Find the word "Groups" in the listing; pull out each line holding it.

*** Listed records

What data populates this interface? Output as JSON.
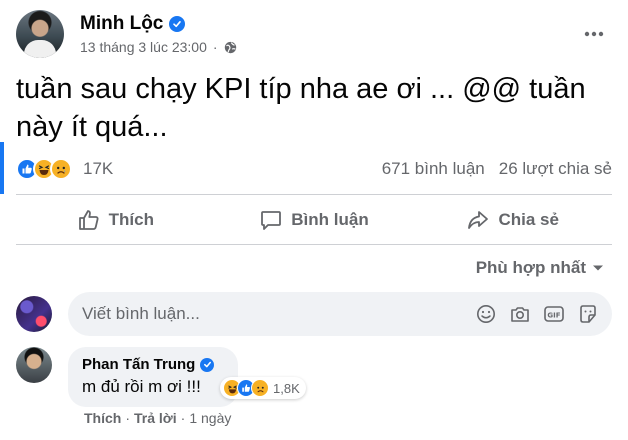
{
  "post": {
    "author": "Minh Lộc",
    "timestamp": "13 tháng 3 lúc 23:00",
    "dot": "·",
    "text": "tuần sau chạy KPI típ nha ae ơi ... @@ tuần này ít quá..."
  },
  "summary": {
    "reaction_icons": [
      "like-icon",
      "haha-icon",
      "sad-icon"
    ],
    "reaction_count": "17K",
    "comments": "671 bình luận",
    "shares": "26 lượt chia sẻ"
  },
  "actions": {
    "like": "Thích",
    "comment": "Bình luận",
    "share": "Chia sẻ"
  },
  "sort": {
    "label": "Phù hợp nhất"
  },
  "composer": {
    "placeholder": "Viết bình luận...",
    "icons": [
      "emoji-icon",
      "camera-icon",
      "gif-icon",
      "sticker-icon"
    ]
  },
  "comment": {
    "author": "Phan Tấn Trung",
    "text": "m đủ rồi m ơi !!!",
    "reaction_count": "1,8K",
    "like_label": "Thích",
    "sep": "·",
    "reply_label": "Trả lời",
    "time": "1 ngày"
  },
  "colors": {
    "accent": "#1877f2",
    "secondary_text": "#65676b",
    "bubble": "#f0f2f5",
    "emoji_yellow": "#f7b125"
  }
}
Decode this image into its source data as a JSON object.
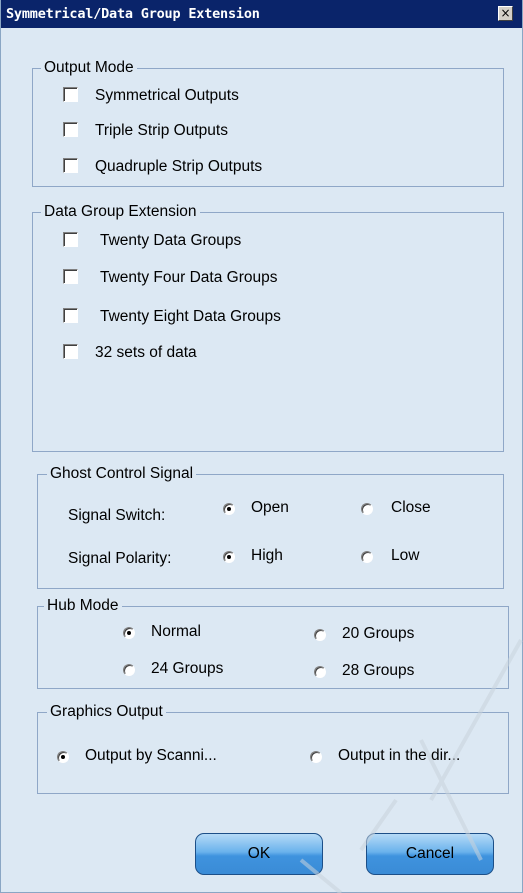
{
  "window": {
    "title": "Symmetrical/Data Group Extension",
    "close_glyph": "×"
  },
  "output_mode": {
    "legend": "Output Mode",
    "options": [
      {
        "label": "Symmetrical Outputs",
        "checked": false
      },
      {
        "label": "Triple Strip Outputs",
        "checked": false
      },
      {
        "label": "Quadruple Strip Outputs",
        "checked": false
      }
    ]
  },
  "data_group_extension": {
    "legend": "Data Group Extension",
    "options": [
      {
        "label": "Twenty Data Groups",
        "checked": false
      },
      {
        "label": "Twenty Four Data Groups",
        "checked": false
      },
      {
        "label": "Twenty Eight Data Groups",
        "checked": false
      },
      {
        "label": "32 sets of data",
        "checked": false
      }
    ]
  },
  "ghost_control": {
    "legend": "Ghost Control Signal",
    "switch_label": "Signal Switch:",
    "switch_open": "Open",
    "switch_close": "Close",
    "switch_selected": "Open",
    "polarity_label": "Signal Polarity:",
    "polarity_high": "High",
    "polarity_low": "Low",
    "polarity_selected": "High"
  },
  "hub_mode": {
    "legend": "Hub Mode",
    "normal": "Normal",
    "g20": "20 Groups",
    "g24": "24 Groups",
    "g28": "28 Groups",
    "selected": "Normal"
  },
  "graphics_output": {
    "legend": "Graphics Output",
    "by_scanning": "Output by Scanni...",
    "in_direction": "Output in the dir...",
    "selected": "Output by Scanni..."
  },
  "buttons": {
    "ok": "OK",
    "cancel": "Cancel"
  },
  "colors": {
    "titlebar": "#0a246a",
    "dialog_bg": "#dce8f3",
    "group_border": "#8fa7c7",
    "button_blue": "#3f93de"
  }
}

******

● **Answer space**
        "label": "Twenty Data Groups",
        "label": "Twenty Four Data Groups",
        "label": "Twenty Eight Data Groups",
    "g20": "20 Groups",
    "g24": "24 Groups",
    "g28": "28 Groups",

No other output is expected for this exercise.